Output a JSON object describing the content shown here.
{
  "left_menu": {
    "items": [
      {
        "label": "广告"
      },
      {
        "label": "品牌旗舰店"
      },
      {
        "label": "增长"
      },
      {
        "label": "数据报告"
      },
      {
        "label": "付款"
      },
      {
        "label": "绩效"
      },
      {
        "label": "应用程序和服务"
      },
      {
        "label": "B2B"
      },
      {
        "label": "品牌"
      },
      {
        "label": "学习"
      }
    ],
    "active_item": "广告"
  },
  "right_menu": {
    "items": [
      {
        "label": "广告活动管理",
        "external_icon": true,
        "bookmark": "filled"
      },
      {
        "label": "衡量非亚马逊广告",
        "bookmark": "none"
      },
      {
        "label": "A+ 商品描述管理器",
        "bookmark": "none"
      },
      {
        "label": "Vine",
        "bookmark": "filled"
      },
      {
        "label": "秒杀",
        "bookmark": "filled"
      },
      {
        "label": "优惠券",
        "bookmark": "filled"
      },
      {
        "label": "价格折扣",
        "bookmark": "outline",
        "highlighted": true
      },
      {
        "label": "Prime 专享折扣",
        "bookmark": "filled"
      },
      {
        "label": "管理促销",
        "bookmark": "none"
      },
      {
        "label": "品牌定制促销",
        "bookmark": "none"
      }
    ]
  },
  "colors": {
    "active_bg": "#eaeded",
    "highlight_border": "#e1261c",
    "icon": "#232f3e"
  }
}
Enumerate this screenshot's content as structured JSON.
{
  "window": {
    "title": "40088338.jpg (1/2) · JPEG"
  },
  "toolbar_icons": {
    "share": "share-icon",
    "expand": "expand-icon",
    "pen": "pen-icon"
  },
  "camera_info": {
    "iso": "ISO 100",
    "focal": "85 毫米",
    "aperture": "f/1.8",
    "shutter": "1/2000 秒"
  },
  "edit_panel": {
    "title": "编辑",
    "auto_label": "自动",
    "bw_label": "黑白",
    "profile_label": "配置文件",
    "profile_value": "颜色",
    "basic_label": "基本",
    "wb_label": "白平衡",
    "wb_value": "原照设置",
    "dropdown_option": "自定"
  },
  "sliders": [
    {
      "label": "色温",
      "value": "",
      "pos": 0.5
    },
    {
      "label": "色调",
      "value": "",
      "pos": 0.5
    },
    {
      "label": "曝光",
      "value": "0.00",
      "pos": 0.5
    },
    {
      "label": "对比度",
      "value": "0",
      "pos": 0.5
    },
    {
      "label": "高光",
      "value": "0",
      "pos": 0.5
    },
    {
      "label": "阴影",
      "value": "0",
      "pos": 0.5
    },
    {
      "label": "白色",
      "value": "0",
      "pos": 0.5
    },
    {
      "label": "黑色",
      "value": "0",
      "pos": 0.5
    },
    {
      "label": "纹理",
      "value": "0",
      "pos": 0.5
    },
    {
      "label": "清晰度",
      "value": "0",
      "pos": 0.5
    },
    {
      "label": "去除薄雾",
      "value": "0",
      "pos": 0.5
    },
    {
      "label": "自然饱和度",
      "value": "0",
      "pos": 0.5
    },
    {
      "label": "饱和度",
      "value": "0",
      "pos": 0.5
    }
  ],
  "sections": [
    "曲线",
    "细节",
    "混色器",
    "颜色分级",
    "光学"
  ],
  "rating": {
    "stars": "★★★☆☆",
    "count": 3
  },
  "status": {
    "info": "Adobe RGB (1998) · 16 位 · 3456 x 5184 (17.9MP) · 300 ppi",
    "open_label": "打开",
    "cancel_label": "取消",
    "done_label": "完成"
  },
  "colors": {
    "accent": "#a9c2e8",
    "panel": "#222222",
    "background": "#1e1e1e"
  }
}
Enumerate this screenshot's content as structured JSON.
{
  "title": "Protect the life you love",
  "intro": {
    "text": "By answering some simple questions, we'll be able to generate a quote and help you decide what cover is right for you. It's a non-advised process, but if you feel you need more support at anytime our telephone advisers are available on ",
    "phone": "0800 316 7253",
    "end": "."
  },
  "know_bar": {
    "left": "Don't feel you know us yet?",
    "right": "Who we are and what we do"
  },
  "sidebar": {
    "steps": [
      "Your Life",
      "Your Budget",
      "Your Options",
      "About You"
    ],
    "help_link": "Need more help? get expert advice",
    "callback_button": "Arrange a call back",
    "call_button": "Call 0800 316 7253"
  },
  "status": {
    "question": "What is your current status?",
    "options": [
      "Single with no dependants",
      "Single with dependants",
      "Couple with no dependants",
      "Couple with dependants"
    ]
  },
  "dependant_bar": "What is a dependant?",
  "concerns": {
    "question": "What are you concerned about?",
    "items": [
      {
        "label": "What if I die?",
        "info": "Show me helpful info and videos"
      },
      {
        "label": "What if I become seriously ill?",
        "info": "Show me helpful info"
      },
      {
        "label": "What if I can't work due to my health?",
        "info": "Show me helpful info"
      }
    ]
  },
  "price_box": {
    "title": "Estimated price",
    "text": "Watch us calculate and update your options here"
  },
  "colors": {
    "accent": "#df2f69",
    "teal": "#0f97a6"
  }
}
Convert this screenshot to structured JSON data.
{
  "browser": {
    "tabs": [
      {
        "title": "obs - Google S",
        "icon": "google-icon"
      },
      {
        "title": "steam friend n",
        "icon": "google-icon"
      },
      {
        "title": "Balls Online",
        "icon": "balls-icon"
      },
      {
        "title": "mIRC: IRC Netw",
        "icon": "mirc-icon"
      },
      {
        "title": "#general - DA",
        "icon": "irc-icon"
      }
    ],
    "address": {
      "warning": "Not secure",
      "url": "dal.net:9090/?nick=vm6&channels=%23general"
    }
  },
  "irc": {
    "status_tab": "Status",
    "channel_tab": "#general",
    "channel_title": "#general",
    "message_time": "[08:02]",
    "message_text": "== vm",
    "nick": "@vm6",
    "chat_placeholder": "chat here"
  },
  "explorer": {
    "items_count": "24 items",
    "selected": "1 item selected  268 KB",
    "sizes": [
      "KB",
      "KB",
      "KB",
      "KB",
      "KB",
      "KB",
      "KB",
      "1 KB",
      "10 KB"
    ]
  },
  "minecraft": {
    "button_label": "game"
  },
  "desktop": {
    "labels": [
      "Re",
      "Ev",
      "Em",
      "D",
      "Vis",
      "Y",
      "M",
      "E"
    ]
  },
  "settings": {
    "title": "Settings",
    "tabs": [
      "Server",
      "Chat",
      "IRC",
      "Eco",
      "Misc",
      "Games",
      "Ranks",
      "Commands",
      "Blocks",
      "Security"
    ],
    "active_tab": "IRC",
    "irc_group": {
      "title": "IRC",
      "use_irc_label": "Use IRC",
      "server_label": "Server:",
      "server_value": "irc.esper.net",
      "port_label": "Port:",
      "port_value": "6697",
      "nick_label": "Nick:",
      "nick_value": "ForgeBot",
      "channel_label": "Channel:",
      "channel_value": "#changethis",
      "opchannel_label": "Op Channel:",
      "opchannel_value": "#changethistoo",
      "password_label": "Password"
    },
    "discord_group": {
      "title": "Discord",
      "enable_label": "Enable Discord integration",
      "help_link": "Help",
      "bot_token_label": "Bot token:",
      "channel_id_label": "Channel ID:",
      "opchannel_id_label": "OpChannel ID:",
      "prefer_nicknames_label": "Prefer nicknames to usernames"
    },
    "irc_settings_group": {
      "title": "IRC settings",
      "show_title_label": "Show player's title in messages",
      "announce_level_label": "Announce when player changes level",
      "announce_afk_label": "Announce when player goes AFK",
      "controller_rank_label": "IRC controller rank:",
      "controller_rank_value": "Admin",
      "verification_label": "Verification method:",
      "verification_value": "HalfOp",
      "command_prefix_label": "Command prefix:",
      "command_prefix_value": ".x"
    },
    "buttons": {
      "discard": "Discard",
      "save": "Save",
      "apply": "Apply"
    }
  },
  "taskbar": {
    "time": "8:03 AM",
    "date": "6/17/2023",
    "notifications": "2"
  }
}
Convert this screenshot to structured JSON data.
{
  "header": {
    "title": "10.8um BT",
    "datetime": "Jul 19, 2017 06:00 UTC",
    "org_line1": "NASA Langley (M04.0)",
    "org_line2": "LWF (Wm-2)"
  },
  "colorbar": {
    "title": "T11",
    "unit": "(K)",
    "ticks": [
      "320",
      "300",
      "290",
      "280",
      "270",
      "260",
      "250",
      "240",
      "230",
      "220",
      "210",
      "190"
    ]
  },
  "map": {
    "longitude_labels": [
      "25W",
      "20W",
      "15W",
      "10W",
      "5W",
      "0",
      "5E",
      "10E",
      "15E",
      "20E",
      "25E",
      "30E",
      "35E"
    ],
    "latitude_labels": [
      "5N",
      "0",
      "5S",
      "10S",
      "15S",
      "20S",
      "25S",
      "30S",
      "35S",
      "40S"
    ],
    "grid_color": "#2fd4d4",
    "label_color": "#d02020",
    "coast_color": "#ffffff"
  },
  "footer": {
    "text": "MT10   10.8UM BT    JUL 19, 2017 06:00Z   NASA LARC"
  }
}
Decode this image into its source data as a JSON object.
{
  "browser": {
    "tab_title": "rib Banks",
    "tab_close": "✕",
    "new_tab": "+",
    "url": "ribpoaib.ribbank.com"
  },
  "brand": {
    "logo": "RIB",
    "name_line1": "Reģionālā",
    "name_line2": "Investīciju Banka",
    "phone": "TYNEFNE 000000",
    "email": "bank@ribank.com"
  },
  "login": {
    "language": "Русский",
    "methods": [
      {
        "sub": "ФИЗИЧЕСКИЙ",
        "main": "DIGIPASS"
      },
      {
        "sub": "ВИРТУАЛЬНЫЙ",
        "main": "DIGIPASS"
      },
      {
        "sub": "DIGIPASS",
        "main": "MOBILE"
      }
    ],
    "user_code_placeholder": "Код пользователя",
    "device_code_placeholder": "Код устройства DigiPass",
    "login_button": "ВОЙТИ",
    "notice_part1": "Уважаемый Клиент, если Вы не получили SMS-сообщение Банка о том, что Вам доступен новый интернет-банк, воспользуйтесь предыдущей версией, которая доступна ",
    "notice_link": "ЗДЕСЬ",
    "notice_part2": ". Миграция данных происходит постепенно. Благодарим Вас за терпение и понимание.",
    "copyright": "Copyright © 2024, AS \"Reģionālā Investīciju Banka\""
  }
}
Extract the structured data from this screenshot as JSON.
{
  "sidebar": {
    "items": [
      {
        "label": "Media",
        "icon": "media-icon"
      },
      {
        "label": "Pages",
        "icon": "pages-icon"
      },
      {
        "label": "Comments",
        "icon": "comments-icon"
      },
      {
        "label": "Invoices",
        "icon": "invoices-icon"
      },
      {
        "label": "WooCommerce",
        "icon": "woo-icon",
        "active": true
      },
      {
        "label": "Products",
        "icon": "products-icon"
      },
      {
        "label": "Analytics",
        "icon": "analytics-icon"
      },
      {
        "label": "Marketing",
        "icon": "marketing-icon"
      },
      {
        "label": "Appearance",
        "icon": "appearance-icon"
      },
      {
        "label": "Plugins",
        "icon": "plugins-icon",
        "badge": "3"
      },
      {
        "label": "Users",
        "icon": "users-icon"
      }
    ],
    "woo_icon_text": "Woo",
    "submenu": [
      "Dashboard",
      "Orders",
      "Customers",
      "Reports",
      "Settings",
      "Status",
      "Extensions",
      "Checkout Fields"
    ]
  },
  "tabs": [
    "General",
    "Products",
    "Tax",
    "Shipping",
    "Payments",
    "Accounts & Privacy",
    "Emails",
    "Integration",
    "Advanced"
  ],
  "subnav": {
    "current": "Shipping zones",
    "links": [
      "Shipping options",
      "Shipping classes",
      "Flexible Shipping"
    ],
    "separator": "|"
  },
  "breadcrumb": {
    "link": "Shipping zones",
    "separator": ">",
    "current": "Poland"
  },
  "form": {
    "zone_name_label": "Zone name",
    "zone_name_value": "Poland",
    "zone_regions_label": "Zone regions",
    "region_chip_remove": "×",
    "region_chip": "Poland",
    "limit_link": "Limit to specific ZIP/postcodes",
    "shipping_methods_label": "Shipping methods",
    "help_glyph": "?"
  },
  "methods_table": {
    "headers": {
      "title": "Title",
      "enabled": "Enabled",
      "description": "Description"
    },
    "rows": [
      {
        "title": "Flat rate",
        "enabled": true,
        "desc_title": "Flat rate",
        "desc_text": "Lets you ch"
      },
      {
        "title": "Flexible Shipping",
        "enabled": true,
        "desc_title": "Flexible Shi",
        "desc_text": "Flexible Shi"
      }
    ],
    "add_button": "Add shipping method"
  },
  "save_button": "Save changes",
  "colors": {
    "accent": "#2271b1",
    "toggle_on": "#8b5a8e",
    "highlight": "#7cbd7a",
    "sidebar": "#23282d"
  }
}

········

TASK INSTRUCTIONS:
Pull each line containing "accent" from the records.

YOUR RESPONSE:
    "accent": "#a9c2e8",
    "accent": "#df2f69",
    "accent": "#2271b1",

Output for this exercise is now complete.